Exercise

# Unweighted Clustering Randomizations

We've seen that the bike graph has a very low connectivity relative to a random graph. This is unsurprising because we expect that a graph that represents geographic space should have some parts that are connected by small corridors, and therefore, it wouldn't take much to disconnect the graph. It follows that it's likely that there are geographic clusters that are highly connected to each other and less connected to other clusters. We can test this hypothesis by looking at the transitivity of the network, or the clustering coefficient, a concept introduced in our introductory lesson. Several types of clustering coefficients exist, but we'll be looking at the global definition (essentially the portion of fully closed triangles), which is the same one covered earlier. First, we will look at an unweighted version of the graph and compare it to a random graph.

To calculate the global transitivity of a network, you'll need to set `type`

to `"global"`

in your call to `transitivity()`

.

The bike trip network, `trip_g_simp`

is available.

Instructions 1/3

**undefined XP**

- Calculate the global transitivity of the trip network,
`trip_g_simp`

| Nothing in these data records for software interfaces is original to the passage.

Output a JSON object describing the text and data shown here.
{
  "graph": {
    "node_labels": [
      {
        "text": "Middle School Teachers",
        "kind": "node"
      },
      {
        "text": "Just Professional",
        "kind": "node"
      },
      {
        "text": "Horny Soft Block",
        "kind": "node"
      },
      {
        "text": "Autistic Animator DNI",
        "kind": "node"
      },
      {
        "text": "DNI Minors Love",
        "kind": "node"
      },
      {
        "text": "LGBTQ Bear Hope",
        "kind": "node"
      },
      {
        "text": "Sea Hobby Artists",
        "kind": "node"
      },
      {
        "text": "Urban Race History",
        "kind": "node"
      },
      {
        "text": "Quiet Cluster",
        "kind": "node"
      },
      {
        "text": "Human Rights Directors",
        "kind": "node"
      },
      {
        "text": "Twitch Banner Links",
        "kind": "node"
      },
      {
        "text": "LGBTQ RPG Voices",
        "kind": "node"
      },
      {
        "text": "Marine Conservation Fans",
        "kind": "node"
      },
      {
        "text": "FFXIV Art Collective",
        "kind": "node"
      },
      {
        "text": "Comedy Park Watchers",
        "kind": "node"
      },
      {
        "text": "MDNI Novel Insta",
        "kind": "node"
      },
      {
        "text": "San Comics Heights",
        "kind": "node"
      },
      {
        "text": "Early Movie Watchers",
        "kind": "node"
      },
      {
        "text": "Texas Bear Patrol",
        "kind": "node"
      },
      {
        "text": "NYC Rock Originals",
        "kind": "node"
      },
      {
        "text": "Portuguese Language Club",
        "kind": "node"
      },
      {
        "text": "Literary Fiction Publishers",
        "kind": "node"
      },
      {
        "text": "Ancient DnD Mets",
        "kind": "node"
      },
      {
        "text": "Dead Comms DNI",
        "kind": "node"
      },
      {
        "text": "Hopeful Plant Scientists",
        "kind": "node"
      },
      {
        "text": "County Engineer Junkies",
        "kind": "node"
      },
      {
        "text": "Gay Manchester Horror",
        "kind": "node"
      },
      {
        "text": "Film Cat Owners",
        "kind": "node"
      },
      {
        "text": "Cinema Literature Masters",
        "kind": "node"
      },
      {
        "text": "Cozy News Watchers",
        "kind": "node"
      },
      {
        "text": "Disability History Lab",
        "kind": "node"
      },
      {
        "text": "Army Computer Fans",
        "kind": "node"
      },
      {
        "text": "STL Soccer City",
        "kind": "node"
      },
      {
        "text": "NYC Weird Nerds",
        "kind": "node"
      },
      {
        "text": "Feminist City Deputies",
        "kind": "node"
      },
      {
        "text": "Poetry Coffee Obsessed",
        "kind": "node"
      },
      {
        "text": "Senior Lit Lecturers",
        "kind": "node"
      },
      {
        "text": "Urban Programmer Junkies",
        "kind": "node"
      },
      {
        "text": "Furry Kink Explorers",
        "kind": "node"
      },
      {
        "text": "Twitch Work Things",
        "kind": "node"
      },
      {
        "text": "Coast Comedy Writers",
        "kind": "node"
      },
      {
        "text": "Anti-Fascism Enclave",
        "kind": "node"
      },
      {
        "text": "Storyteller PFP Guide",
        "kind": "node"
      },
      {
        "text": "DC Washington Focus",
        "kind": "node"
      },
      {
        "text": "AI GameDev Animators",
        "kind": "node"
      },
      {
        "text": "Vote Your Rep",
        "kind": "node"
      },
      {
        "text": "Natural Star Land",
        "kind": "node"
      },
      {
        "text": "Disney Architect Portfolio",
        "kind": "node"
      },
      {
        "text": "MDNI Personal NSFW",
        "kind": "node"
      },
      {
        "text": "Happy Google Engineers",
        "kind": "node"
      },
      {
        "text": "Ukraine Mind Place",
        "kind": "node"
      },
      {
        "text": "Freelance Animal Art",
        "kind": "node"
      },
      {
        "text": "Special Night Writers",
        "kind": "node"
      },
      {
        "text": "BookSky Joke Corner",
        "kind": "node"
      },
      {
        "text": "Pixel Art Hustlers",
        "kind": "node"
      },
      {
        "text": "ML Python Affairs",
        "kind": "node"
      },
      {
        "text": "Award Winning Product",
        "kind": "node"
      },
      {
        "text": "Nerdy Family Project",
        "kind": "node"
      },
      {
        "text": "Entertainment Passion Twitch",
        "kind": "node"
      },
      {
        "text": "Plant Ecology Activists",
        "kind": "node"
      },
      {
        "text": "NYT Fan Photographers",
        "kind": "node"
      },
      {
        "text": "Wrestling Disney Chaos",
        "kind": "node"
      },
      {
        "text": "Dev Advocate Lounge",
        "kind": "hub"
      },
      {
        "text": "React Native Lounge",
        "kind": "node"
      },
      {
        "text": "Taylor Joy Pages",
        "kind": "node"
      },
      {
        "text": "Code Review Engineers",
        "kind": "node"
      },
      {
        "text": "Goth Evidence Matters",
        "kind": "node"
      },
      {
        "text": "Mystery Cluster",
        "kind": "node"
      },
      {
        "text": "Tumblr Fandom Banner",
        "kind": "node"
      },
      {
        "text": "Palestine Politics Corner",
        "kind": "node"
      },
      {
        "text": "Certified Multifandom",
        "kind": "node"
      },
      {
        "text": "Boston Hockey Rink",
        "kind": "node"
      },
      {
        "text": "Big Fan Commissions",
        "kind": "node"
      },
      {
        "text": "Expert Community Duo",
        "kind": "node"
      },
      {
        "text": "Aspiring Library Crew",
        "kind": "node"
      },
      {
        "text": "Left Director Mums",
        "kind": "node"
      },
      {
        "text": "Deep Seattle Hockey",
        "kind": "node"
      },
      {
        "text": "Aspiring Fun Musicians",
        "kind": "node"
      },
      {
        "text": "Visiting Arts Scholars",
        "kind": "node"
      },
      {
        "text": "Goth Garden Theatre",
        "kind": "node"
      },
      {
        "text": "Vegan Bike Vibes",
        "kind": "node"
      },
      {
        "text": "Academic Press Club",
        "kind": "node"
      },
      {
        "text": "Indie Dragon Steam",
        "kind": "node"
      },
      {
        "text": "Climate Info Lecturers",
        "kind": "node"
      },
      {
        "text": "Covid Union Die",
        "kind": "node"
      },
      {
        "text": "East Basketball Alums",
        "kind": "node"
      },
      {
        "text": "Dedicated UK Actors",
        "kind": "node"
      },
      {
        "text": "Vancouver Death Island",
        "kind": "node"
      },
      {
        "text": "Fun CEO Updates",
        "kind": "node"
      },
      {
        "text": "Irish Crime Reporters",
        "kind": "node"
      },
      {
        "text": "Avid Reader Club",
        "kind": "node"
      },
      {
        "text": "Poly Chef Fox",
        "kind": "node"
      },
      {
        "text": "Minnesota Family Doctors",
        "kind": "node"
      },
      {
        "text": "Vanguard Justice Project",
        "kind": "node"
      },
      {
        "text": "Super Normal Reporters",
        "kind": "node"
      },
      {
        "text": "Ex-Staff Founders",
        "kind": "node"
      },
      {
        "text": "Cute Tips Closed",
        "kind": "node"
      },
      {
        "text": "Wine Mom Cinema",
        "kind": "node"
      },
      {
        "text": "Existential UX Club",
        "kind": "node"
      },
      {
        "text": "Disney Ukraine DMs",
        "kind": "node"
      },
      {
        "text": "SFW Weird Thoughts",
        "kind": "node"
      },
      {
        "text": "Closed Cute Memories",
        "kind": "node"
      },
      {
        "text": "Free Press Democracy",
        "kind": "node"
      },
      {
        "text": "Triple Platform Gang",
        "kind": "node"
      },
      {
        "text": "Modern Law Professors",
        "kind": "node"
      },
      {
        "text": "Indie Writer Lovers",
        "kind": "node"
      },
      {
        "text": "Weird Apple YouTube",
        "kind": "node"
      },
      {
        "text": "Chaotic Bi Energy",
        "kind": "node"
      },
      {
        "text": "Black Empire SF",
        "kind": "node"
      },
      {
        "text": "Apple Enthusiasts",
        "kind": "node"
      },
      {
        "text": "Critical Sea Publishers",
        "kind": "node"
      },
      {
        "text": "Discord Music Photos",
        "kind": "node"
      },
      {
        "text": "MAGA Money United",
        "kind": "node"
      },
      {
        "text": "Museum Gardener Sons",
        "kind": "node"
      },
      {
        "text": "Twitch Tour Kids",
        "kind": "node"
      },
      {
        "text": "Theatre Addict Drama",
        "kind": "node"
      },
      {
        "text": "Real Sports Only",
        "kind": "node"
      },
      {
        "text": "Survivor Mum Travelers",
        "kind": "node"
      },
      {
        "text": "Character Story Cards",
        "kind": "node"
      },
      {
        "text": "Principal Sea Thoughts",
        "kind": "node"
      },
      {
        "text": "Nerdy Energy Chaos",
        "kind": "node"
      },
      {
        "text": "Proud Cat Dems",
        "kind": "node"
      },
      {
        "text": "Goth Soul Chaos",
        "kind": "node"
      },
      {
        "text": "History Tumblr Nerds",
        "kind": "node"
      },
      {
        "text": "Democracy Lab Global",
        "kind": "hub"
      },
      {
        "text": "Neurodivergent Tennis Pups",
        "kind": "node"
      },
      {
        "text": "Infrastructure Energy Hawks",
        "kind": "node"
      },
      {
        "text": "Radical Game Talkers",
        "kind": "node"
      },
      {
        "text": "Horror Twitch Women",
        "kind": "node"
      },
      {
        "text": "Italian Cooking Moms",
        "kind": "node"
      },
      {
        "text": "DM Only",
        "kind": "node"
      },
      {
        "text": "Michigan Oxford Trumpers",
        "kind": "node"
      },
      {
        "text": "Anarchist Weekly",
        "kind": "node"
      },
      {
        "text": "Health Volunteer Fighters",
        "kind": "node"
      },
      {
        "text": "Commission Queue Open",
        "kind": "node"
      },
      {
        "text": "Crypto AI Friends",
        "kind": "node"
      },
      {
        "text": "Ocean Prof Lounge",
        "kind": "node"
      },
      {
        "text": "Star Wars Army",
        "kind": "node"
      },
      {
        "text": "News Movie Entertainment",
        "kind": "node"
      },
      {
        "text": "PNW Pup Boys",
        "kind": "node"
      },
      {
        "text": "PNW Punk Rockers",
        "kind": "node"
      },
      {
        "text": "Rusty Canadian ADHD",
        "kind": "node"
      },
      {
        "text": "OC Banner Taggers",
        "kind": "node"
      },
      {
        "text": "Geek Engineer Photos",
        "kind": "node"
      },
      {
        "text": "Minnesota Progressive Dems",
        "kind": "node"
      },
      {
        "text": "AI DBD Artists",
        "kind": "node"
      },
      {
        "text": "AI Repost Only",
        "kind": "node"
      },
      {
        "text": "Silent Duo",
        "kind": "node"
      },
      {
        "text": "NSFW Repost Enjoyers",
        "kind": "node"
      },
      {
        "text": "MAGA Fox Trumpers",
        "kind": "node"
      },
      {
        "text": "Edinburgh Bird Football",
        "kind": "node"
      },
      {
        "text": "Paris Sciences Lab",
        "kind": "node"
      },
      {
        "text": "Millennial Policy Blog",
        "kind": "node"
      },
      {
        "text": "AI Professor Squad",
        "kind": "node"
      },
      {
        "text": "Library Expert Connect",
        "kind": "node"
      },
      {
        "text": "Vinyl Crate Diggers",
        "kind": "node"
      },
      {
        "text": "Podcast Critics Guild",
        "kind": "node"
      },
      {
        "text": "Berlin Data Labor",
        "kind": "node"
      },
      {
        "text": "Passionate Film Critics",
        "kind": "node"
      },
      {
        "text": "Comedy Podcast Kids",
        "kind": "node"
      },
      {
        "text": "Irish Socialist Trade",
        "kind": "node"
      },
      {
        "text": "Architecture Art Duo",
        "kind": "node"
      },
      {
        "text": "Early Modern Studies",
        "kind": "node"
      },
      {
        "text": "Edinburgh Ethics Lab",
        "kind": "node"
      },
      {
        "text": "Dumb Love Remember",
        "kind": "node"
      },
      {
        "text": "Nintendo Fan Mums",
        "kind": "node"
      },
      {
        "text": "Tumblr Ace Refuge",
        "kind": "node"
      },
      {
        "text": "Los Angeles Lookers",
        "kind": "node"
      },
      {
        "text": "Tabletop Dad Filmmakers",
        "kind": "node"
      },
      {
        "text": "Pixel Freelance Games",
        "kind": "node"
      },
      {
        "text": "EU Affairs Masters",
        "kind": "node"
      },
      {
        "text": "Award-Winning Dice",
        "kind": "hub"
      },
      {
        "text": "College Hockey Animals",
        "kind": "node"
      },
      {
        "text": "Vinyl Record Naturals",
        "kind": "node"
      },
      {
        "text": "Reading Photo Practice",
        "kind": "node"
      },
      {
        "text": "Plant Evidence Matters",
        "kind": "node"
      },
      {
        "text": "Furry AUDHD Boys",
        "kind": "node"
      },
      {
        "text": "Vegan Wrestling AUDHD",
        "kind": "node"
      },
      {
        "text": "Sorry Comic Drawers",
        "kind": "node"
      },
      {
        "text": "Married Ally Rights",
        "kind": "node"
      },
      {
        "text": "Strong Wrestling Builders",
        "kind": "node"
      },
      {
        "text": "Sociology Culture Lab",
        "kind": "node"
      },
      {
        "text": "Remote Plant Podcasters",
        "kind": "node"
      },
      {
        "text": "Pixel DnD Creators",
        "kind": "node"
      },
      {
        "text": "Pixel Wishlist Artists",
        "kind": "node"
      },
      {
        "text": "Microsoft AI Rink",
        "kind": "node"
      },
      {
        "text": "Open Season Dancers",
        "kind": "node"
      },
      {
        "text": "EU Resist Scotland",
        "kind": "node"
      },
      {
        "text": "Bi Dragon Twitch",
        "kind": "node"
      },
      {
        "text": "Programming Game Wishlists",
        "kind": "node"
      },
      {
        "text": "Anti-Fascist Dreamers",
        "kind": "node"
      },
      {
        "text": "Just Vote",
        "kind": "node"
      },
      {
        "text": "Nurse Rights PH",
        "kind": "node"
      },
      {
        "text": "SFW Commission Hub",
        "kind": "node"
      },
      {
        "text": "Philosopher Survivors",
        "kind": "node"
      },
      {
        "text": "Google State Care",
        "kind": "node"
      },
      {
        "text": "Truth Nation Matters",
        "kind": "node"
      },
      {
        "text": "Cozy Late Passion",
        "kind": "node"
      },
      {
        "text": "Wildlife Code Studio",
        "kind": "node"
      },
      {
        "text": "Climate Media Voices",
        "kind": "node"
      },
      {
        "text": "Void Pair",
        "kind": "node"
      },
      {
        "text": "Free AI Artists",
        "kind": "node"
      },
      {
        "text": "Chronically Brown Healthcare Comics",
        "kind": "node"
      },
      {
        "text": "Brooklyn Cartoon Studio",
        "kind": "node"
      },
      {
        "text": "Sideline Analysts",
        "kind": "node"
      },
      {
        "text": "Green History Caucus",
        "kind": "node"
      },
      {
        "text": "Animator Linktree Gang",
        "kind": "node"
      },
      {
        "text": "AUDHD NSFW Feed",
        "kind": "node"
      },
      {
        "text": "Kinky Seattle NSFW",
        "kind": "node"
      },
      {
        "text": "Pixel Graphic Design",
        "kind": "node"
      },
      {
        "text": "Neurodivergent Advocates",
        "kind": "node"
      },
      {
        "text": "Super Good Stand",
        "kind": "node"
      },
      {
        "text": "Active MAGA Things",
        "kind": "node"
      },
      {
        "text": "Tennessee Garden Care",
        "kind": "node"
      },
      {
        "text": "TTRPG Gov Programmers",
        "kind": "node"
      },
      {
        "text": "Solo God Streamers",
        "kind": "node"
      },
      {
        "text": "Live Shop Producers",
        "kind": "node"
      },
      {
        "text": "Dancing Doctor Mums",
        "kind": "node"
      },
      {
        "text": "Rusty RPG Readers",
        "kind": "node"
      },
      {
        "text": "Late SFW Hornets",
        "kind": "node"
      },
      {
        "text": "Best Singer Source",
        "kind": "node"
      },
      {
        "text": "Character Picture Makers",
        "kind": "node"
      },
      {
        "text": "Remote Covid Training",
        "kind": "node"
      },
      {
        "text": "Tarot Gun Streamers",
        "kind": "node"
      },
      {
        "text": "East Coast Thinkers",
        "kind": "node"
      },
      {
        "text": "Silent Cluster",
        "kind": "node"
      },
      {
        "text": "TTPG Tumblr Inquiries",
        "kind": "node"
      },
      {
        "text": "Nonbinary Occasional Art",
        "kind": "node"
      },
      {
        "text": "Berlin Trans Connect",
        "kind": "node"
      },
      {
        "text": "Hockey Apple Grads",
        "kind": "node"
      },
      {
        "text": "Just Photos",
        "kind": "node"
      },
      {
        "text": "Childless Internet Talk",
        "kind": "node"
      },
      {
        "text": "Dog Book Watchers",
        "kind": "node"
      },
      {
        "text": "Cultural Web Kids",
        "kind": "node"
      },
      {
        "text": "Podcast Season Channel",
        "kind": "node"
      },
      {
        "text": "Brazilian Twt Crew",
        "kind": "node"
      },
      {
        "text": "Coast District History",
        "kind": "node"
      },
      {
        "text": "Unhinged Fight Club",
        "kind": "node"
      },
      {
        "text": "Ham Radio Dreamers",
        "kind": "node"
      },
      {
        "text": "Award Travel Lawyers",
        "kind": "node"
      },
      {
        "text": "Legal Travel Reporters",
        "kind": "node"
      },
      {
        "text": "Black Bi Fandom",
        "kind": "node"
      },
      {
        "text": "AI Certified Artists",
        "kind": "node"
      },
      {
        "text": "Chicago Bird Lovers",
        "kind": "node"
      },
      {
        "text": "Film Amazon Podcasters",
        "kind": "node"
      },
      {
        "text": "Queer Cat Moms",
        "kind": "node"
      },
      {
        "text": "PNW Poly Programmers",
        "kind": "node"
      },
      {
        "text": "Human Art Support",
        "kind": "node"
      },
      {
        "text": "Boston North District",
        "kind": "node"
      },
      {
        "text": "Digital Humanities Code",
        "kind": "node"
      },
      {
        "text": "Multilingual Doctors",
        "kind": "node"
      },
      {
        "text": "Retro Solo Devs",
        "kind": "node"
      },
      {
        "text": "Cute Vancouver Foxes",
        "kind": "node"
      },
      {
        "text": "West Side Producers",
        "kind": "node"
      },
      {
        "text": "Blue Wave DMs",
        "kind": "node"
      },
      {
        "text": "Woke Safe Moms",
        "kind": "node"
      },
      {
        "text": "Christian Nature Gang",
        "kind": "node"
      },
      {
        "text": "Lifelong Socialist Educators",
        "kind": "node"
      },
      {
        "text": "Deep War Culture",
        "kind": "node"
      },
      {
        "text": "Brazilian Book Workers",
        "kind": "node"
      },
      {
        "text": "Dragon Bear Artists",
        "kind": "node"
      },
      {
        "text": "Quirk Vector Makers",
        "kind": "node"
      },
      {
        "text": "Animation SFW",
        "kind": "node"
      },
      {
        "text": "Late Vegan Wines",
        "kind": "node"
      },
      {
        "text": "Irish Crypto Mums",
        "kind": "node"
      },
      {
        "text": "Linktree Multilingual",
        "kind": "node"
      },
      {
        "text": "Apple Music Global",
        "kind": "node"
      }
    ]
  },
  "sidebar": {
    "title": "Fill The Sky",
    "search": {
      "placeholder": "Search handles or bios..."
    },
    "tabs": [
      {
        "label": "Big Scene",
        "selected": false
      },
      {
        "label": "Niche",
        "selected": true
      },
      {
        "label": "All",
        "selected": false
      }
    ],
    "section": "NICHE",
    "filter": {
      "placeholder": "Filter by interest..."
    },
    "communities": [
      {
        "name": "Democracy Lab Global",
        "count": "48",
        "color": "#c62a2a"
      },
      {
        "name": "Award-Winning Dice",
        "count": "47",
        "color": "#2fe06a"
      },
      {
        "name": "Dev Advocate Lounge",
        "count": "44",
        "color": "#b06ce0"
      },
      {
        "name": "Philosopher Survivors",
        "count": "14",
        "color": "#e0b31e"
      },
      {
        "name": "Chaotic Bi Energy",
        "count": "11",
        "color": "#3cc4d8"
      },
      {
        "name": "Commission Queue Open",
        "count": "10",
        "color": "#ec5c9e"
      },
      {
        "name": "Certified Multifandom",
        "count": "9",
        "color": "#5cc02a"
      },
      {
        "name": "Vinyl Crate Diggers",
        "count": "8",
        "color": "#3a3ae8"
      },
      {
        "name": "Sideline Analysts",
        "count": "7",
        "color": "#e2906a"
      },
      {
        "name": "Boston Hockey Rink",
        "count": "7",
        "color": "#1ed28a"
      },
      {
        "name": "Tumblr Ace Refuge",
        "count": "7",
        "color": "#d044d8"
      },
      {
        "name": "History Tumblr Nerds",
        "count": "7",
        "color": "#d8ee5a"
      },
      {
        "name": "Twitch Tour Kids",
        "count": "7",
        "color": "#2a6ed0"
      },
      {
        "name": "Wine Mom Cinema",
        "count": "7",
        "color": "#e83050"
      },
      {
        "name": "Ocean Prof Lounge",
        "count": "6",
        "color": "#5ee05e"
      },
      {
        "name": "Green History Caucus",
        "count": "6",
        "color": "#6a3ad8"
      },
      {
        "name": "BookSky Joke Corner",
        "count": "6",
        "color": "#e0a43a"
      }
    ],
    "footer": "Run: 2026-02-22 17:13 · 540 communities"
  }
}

. - Calculate the number of vertices (the order of the graph) in
`trip_g_simp`

using`gorder()`

. - Calculate the edge density of
`trip_g_simp`

using`edge_density()`

.